ADVICE FOR KIDS IN SPORTS
“Just go out there and do your best,” Fetterolf says. “That’s really the best advice you can give. They’re going to learn something about themselves if they just go out there and do their best; they’re going to see what they are made of.”
That’s what Fetterolf did when he signed up for his first ultramarathon.
He simply did his best.
And that’s all that can be asked of any young athlete competing in any sport.
“When I had first learned about ultramarathons I had done three half marathons and three full marathons and then I went online googling ultramarathons and I saw that there was one on my birthday,” he explains. “I didn’t have any experience and didn’t know what I was doing because the most I had ever run competitively was half of this. So, I just went out there and did my best. I actually did pretty well – I did it in 8 hours and 29 minutes and I felt great about myself because as soon as I crossed the finish line I had done it.”
A conversation during recess between fifth-graders playing soccer sparked an incredible series of events that changed lives forever
Tammy Sutton-Brown, Olympian and WNBA champion, encourages young basketball players to grab those coveted playing time minutes by embracing all aspects of the game
Olympic track great Dr. Rochelle Stevens enjoyed a golden career thanks to talent, hard work and learning how to overcome adversity.
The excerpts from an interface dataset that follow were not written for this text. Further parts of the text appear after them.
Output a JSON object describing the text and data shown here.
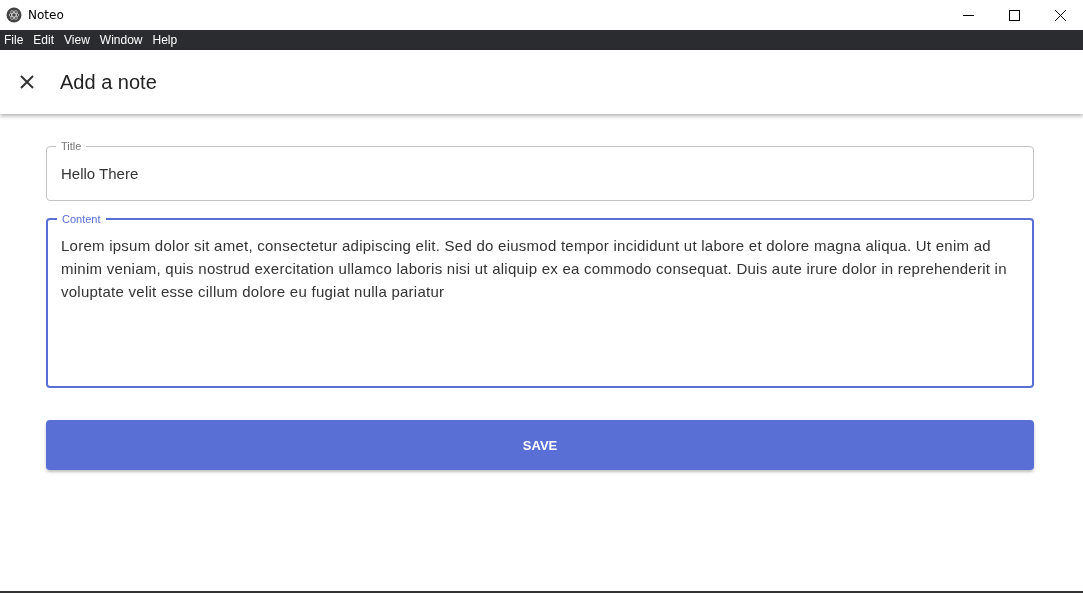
{
  "window": {
    "title": "Noteo"
  },
  "menu": [
    "File",
    "Edit",
    "View",
    "Window",
    "Help"
  ],
  "header": {
    "title": "Add a note"
  },
  "fields": [
    {
      "kind": "single",
      "label": "Title",
      "value": "Hello There",
      "focused": false
    },
    {
      "kind": "multiline",
      "label": "Content",
      "value": "Lorem ipsum dolor sit amet, consectetur adipiscing elit. Sed do eiusmod tempor incididunt ut labore et dolore magna aliqua. Ut enim ad minim veniam, quis nostrud exercitation ullamco laboris nisi ut aliquip ex ea commodo consequat. Duis aute irure dolor in reprehenderit in voluptate velit esse cillum dolore eu fugiat nulla pariatur",
      "focused": true
    }
  ],
  "save_button": "SAVE"
}
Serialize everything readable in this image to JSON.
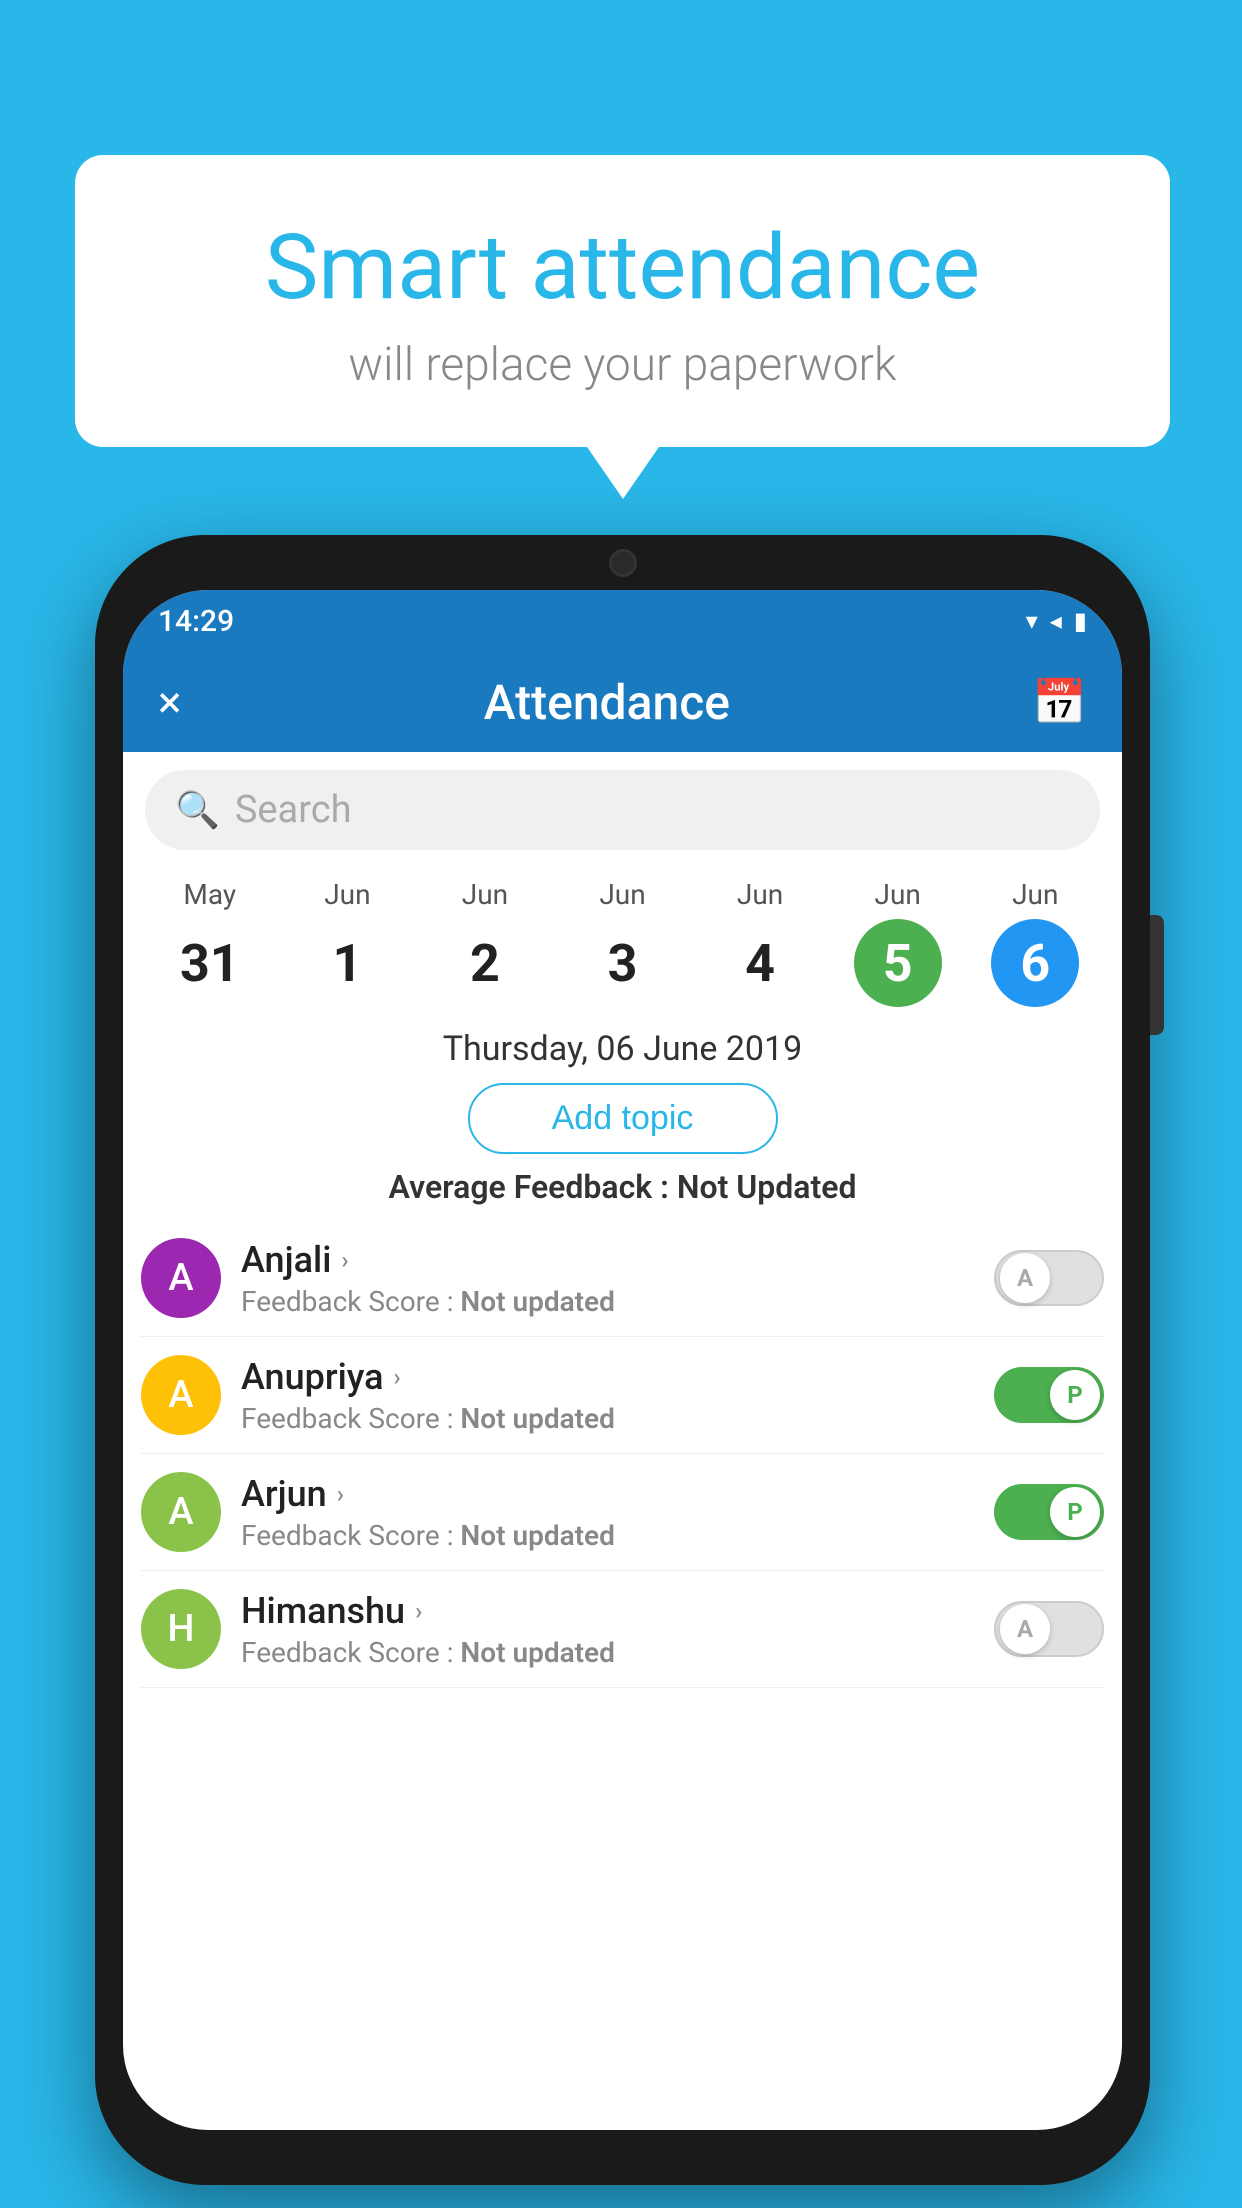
{
  "background_color": "#29b6e8",
  "bubble": {
    "title": "Smart attendance",
    "subtitle": "will replace your paperwork"
  },
  "phone": {
    "status_bar": {
      "time": "14:29",
      "icons": [
        "▾",
        "◂",
        "▮"
      ]
    },
    "app_bar": {
      "close_label": "×",
      "title": "Attendance",
      "calendar_icon": "📅"
    },
    "search": {
      "placeholder": "Search"
    },
    "calendar": {
      "days": [
        {
          "month": "May",
          "num": "31",
          "style": "normal"
        },
        {
          "month": "Jun",
          "num": "1",
          "style": "normal"
        },
        {
          "month": "Jun",
          "num": "2",
          "style": "normal"
        },
        {
          "month": "Jun",
          "num": "3",
          "style": "normal"
        },
        {
          "month": "Jun",
          "num": "4",
          "style": "normal"
        },
        {
          "month": "Jun",
          "num": "5",
          "style": "green"
        },
        {
          "month": "Jun",
          "num": "6",
          "style": "blue"
        }
      ]
    },
    "selected_date": "Thursday, 06 June 2019",
    "add_topic_label": "Add topic",
    "avg_feedback_label": "Average Feedback :",
    "avg_feedback_value": "Not Updated",
    "students": [
      {
        "name": "Anjali",
        "avatar_letter": "A",
        "avatar_color": "#9c27b0",
        "feedback_label": "Feedback Score :",
        "feedback_value": "Not updated",
        "toggle_state": "off",
        "toggle_letter": "A"
      },
      {
        "name": "Anupriya",
        "avatar_letter": "A",
        "avatar_color": "#ffc107",
        "feedback_label": "Feedback Score :",
        "feedback_value": "Not updated",
        "toggle_state": "on",
        "toggle_letter": "P"
      },
      {
        "name": "Arjun",
        "avatar_letter": "A",
        "avatar_color": "#8bc34a",
        "feedback_label": "Feedback Score :",
        "feedback_value": "Not updated",
        "toggle_state": "on",
        "toggle_letter": "P"
      },
      {
        "name": "Himanshu",
        "avatar_letter": "H",
        "avatar_color": "#8bc34a",
        "feedback_label": "Feedback Score :",
        "feedback_value": "Not updated",
        "toggle_state": "off",
        "toggle_letter": "A"
      }
    ]
  }
}
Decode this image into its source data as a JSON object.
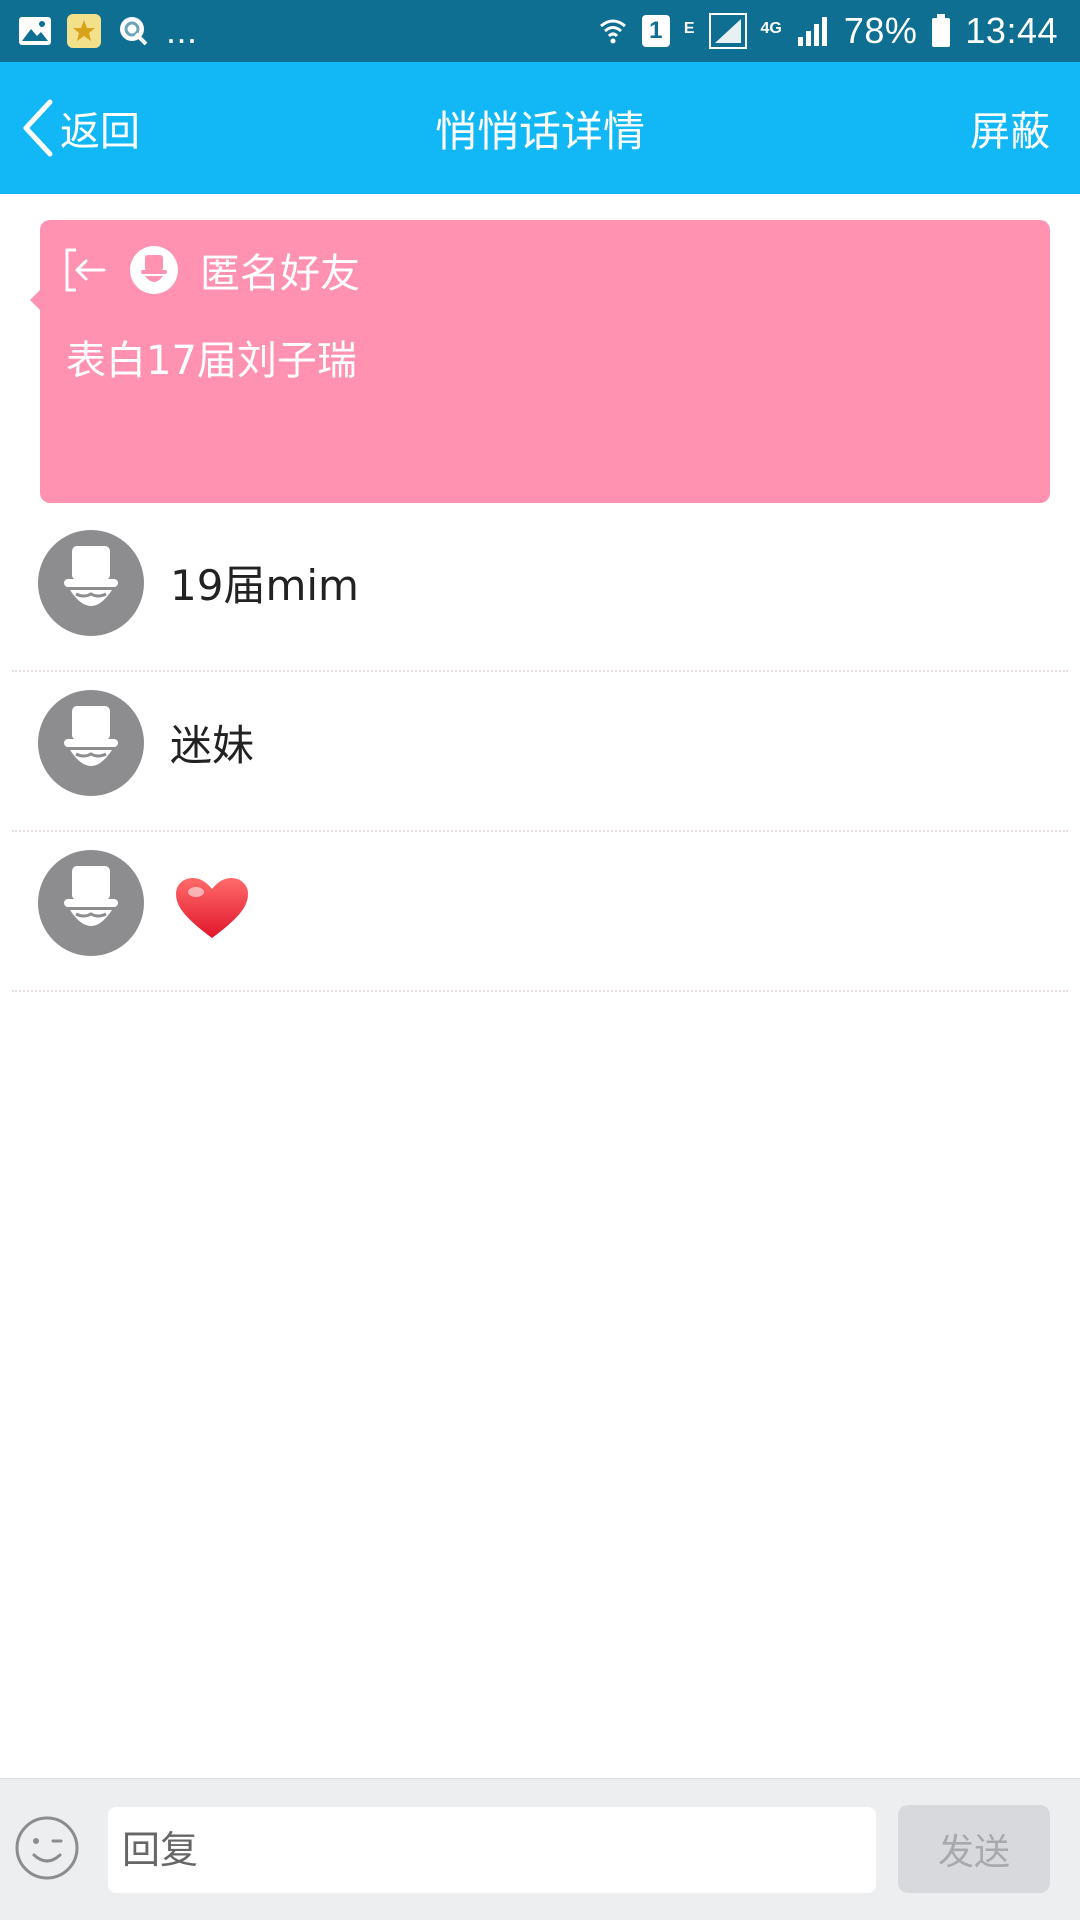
{
  "status_bar": {
    "left_icons": [
      "image-notification-icon",
      "star-app-notification-icon",
      "search-app-notification-icon"
    ],
    "more": "...",
    "sim_badge": "1",
    "network_e": "E",
    "network_4g": "4G",
    "battery_percent": "78%",
    "time": "13:44"
  },
  "header": {
    "back_label": "返回",
    "title": "悄悄话详情",
    "block_label": "屏蔽",
    "background": "#12b7f5"
  },
  "card": {
    "sender": "匿名好友",
    "message": "表白17届刘子瑞",
    "background": "#ff91b1"
  },
  "comments": [
    {
      "text": "19届mim"
    },
    {
      "text": "迷妹"
    },
    {
      "text": "",
      "emoji": "heart-emoji"
    }
  ],
  "bottom_bar": {
    "reply_placeholder": "回复",
    "send_label": "发送"
  }
}
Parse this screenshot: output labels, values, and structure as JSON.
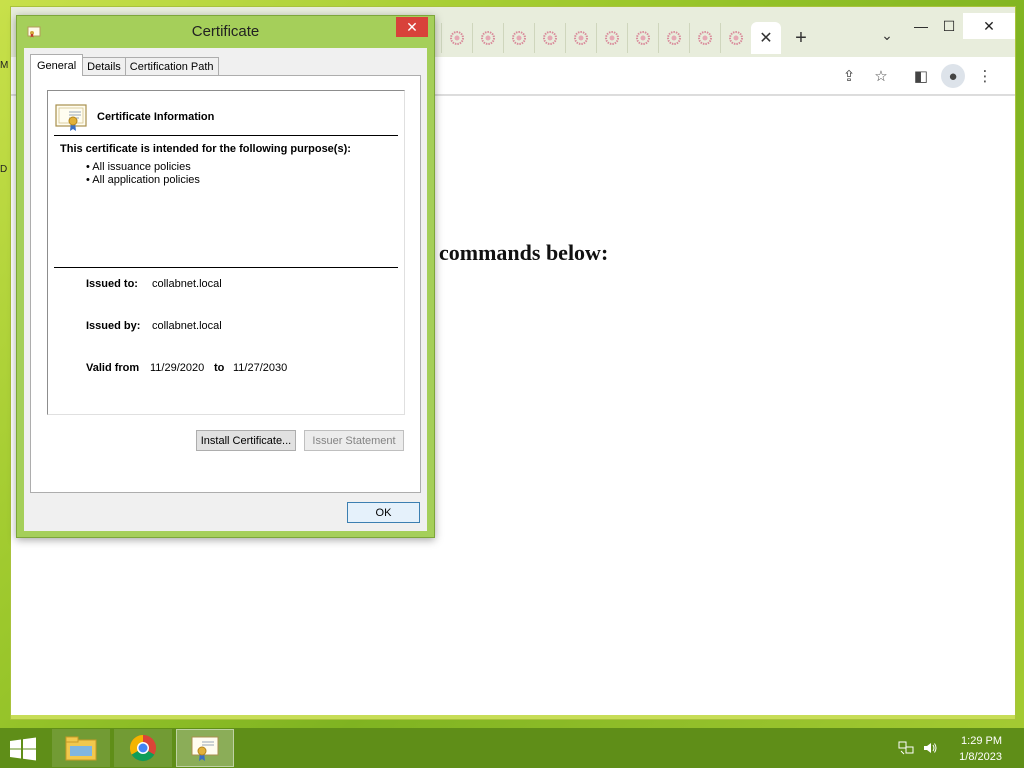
{
  "desktop": {
    "stub_top": "M",
    "stub_mid": "D"
  },
  "browser": {
    "tab_count_icons": 10,
    "tab_close_glyph": "✕",
    "newtab_glyph": "+",
    "tablist_glyph": "⌄",
    "window_controls": {
      "minimize": "—",
      "maximize": "☐",
      "close": "✕"
    },
    "toolbar": {
      "share_glyph": "⇪",
      "bookmark_glyph": "☆",
      "sidepanel_glyph": "◧",
      "profile_glyph": "●",
      "menu_glyph": "⋮"
    },
    "page_heading": "commands below:"
  },
  "dialog": {
    "title": "Certificate",
    "close_glyph": "✕",
    "tabs": [
      "General",
      "Details",
      "Certification Path"
    ],
    "info_title": "Certificate Information",
    "purpose_title": "This certificate is intended for the following purpose(s):",
    "purposes": [
      "• All issuance policies",
      "• All application policies"
    ],
    "issued_to_label": "Issued to:",
    "issued_to_value": "collabnet.local",
    "issued_by_label": "Issued by:",
    "issued_by_value": "collabnet.local",
    "valid_from_label": "Valid from",
    "valid_from_value": "11/29/2020",
    "valid_to_label": "to",
    "valid_to_value": "11/27/2030",
    "install_button": "Install Certificate...",
    "issuer_button": "Issuer Statement",
    "ok_button": "OK"
  },
  "taskbar": {
    "time": "1:29 PM",
    "date": "1/8/2023"
  },
  "colors": {
    "desktop_green": "#9cc82c",
    "taskbar_green": "#5f8e18",
    "dialog_frame": "#a5cf5a",
    "close_red": "#d8423a"
  }
}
Your young athletes can learn from her approach, too
Johnny Quinn, one of only three athletes to play in the NFL and compete in the Winter Olympics, on the importance of being great listeners to help the team perform at its best